Claxton suggested IT security providers be licensed “at the very least” similarly to Class 2A, which would require evidence of experience and credentials to be set out as a minimum and would “weed out those operators with a criminal background”.
Convictions relating to fraud and misrepresentation would immediately disqualify an IT security firm from holding a license.
The proposal would require changes to legislation should the NSW Government choose to adopt it, as data security is not currently captured under security industry legislation, SLED director Cameron Smith said in response to the proposal.
Smith this month took the matter to the Ministry of Police and Emergency Services for discussion.
A spokesperson for NSW Police Minister Stuart Ayres said including data security in the requirements of current security legislation would be a "significant policy decision", and would be considered as part of the next, unscheduled statutory review of the Act.
Members of the local infosec industry were unconvinced the proposal was either necessary or destined for success.
Ty Miller, director of infosec firm Threat Intelligence, said he would support a licensing scheme for infosec professionals making recommendations on physical security control - such as access to data centres, physical social engineering, and CCTV.
“I think if you’re making recommendations on physical security then it does make sense that you might need a license, if that’s what the requirements are at the moment,” Miller said.
But he was opposed to licenses and background checks being required for general IT security firms on the basis of their access to sensitive data.

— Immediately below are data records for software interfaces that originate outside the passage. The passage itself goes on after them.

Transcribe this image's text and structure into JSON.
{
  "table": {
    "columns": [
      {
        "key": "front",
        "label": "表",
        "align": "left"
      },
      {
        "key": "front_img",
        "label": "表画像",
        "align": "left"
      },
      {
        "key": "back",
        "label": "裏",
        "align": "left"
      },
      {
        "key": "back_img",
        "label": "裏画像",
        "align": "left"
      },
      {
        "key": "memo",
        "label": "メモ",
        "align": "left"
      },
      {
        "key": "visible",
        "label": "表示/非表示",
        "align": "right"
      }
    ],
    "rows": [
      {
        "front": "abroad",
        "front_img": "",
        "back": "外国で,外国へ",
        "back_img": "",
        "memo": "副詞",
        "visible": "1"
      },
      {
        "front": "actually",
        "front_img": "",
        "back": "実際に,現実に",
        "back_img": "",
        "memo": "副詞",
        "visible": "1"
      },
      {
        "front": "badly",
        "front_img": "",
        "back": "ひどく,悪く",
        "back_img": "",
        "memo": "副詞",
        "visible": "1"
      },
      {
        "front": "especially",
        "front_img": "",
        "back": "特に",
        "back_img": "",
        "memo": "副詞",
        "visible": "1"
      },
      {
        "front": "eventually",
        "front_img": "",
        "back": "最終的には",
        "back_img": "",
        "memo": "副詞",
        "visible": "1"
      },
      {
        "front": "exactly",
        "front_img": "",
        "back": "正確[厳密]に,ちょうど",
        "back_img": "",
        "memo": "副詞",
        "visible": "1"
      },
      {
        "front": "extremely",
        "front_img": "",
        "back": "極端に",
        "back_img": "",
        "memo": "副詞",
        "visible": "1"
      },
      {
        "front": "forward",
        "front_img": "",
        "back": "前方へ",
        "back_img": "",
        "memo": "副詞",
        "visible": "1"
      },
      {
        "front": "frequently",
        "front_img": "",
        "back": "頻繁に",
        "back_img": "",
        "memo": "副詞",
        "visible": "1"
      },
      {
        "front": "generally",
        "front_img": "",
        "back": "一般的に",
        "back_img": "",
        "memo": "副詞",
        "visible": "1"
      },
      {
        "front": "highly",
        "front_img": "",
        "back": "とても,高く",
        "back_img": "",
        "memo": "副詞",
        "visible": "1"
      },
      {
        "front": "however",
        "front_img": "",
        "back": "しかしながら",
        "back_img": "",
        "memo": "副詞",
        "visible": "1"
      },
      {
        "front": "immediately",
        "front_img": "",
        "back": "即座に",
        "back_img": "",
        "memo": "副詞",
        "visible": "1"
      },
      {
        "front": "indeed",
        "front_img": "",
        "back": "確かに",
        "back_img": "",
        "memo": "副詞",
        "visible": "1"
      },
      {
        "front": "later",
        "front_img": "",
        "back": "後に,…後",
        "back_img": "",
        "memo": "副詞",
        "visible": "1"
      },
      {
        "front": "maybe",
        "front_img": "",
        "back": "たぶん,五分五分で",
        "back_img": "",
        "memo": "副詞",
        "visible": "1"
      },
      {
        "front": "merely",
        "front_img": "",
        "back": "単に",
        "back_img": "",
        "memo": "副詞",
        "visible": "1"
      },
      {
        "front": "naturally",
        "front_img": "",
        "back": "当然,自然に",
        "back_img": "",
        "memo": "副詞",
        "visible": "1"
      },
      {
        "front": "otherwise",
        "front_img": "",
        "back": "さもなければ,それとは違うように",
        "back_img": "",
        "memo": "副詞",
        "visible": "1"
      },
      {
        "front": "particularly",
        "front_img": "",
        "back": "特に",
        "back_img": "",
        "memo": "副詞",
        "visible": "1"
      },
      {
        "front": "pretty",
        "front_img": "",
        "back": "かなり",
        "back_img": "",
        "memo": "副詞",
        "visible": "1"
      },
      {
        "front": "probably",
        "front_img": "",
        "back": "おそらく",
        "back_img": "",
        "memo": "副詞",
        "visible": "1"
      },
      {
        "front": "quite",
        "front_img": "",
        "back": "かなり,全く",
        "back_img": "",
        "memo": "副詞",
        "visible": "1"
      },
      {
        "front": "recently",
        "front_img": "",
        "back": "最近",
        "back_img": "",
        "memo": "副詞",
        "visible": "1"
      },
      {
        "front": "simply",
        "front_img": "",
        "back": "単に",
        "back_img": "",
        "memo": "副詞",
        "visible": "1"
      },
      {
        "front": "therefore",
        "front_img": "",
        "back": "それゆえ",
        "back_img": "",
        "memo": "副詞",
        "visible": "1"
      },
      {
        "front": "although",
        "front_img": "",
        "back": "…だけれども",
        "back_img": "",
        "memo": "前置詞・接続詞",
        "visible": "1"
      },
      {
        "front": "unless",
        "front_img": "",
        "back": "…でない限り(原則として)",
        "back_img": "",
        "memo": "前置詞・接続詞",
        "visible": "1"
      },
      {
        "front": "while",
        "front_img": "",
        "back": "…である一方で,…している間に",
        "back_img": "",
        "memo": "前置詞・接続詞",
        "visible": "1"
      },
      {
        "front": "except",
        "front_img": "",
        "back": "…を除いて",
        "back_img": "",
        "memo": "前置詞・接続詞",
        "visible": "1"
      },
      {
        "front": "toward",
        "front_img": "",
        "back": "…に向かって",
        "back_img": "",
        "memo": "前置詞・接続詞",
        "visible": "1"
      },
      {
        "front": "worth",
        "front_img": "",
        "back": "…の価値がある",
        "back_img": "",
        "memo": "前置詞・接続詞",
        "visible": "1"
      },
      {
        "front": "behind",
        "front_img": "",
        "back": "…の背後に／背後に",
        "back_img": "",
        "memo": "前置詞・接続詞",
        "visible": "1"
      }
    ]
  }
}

“If security professionals require a license because they have access to highly sensitive data and can affect the security of that data, are we then going to force [internal] system and database admins to become licensed?" he said.
"Because they too have access to highly sensitive data and have the potential to design and implement insecure systems that are vulnerable to attacks.”
Miller said dodgy and inexperienced security operators were already partially being dealt with by infosec certification not-for-profit CREST Australia, which started as a UK initiative and was brought to Australia by the Government several years ago.
It provides a standard for infosec testing and offers three levels of certification. Miller, a member of the body’s technology establishment team and one of the writers of the certification exams, said the organisation existed to give customers peace of mind as to the competencies of their chosen IT security provider.
CREST Australia currently counts 17 approved infosec firms and hopes to eventually become the default standard in Australia.
Chris Gatford, founder of pen testing firm HackLabs and member of the CREST board, said efforts to license infosec professionals had failed in other countries and were “ridiculous”.
“The industry regulates itself. Maybe it’s worth having the discussion, but I think there are already things in place to assure that IT security consulting companies and practitioners in our industry are doing the right thing,” he said.
“And those are state government panels like NSW 2020 [approved supplier panel], organisations like CREST - and if consumers are concerned about the organisation performing security testing, I highly advise they check the company’s references with AusCERT and CERT Australia.”
He said moves to regulate IT security firms would only serve to constrain an industry already struggling with finding the right skills to fill their teams, and make it more difficult and expensive for organisations to get security testing.
“Licensing these people doesn’t actually mean more work will get done. We have a shortage of skills in the industry and we have a shortage of buyers,” Gatford said.
“You’re going to limit the already-limited pool of resources. Many pen testers won’t want to get licensed to perform this type of work, they’re very privacy and security conscious - putting us all in a database is crazy talk.”